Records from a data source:

---

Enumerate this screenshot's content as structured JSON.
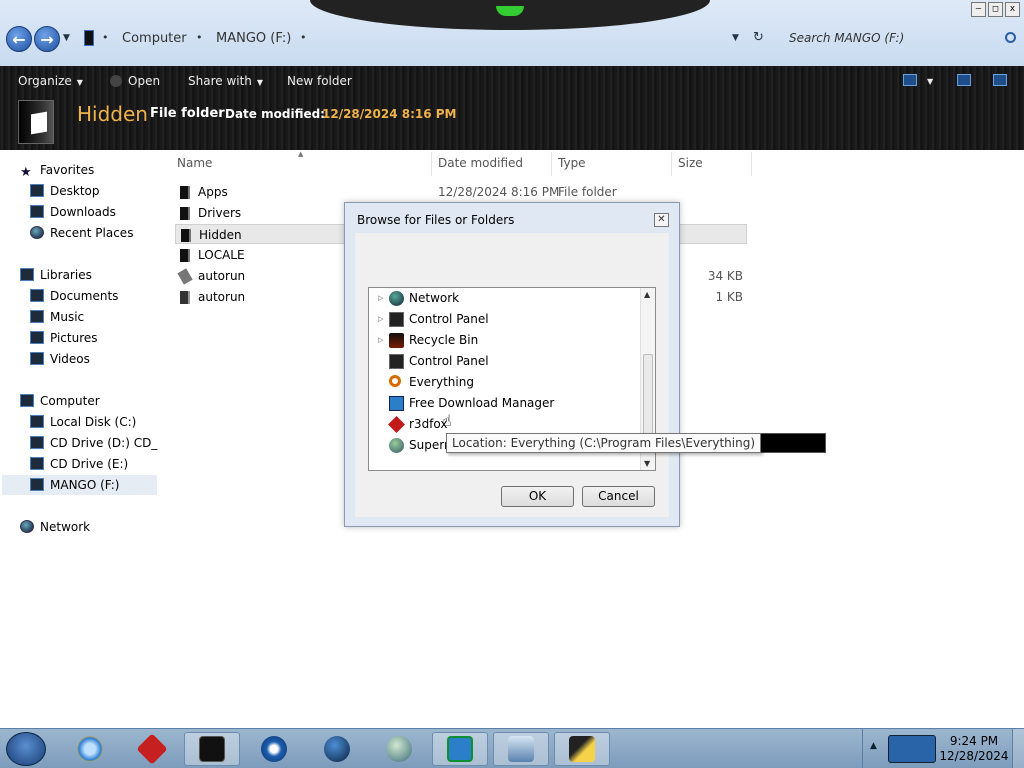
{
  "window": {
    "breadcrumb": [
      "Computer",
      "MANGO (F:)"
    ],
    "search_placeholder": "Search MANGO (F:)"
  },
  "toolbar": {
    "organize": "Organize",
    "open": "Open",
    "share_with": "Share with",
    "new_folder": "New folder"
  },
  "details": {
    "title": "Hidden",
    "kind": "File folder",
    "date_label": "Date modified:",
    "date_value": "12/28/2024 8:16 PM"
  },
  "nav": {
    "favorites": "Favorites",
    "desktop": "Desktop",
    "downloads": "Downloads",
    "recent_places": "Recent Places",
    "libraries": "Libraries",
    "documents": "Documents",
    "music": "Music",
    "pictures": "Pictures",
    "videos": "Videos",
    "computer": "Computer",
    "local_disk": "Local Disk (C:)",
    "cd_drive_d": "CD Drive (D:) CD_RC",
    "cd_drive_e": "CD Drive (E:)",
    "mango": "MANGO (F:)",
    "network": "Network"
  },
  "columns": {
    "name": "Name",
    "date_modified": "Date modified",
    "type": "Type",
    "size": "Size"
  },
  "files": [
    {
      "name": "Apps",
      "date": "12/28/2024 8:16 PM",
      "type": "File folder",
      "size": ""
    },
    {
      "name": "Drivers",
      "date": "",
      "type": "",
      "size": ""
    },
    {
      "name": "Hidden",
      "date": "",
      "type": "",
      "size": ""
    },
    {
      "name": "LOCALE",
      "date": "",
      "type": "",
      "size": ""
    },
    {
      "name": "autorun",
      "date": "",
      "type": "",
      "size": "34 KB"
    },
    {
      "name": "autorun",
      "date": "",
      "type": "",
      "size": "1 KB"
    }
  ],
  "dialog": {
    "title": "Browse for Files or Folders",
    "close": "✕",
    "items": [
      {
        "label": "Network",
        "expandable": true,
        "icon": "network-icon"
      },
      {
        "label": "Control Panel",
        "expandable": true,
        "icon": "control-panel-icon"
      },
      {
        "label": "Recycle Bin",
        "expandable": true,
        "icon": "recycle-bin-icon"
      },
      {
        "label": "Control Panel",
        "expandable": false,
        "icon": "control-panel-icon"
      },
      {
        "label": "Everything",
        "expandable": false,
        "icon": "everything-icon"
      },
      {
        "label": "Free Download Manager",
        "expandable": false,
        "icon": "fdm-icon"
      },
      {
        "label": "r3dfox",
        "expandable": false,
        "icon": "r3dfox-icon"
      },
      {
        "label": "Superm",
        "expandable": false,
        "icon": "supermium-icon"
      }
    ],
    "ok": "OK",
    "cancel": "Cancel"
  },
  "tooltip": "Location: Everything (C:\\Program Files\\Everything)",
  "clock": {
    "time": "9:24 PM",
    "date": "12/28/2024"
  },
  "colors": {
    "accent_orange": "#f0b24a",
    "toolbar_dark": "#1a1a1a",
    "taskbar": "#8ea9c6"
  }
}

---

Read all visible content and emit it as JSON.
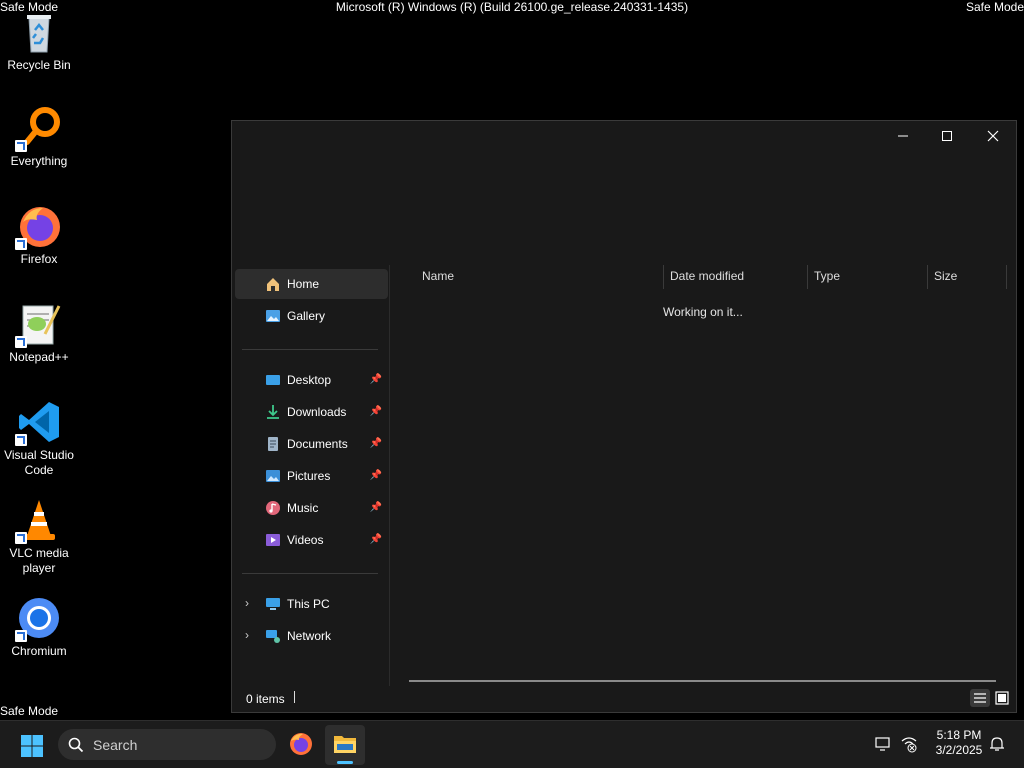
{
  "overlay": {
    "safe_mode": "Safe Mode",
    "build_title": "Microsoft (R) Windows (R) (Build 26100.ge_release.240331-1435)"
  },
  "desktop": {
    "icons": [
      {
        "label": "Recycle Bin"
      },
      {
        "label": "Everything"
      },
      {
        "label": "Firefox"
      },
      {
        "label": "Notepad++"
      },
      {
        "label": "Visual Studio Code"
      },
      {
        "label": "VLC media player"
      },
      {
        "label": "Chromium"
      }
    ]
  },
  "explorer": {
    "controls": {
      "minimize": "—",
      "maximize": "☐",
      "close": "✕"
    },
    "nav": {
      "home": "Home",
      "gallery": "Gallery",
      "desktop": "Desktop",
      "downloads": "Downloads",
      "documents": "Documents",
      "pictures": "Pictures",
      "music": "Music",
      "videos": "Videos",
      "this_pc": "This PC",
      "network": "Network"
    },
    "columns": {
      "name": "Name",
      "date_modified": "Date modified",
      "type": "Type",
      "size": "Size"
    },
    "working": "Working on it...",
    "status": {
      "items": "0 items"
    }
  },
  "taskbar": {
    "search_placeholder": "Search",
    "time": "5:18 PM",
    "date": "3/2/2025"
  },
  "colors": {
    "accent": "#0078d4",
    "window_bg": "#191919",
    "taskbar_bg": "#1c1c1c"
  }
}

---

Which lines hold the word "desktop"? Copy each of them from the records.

# [Expected answer]
    "desktop": "Desktop",
  "desktop": {
      "desktop": "Desktop",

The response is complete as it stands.